Numerous massive square-based pillars can be found approximately 600 m from the shore at Lucrino. They were constructed in a combination of Roman masonry, particularly opus reticulatum, and, due to their location, are presumed to have provided protection to Portus Julius.

Their heights reach from the sea-bed at depths of up to 16m to several meters below sea-level. Thus, they provide considerable protection from prevailing currents whilst generating differing light parameters. This has resulted in their tops being covered with algae which gradually recedes with depth to reveal an environment typical of the Meditterranean. This spectacular combination provides a unique habitat for a wide variety of organisms which have adapted to shallower waters than those in which they would usually abide. Not solely on the pillars themselves but also between them where fallen stonework is to be found, numerous different species of fish and all manner of marine life have found refuge.

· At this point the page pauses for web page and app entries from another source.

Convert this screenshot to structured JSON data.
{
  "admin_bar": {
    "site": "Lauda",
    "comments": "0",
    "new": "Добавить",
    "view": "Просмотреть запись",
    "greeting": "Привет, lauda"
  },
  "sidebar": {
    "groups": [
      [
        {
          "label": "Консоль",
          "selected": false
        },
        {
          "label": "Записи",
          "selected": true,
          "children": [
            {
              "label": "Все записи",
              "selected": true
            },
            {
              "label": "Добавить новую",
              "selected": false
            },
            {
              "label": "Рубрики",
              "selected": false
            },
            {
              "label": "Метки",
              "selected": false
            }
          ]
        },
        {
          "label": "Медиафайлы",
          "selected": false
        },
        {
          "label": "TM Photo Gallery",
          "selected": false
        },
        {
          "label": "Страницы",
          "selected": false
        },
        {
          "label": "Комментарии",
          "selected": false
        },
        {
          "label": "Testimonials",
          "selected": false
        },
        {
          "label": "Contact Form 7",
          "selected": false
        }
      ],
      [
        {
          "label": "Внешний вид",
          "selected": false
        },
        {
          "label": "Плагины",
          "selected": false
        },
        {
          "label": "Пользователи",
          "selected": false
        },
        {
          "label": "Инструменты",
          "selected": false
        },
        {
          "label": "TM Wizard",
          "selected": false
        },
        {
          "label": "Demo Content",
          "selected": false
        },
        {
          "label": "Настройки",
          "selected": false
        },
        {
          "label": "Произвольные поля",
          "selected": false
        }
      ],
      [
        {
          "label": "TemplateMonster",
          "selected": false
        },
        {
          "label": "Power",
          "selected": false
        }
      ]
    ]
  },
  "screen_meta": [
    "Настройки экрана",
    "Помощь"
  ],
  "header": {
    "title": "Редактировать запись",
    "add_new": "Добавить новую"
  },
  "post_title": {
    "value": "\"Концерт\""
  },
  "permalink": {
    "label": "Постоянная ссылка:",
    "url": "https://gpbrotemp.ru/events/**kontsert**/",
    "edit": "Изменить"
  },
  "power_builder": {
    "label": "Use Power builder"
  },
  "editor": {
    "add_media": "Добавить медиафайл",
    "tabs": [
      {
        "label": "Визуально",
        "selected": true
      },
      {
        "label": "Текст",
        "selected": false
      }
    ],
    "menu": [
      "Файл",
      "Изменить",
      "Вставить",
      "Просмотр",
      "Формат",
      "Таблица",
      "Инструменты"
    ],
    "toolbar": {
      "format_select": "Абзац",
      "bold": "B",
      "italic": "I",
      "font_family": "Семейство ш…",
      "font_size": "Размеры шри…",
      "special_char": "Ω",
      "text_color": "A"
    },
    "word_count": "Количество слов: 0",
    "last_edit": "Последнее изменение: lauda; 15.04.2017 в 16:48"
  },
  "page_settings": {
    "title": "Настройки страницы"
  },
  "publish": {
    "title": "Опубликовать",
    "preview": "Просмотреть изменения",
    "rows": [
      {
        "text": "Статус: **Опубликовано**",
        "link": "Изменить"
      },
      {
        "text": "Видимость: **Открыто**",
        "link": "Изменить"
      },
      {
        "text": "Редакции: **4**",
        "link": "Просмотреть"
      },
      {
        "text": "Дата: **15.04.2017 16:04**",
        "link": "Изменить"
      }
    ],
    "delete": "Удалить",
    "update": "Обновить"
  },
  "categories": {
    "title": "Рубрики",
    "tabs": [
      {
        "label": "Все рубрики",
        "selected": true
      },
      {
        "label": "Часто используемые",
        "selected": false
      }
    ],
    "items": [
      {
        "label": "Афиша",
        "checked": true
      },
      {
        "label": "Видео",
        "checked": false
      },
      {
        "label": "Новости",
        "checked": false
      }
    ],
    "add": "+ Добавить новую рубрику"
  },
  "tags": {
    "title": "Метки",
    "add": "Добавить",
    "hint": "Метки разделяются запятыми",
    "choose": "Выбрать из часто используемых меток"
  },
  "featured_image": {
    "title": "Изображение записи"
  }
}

Returning to the location's name, emphasis must be given here to the geological aspect - active fumaroles are plentiful and attest the volcanic origin of this area. These fumaroles are columns of gaseous bubbles which escape from the sea bed (at temperatures higher than those ambient) depositing sulphur which covers the surrounding sea floor giving it a white fluffy appearnce.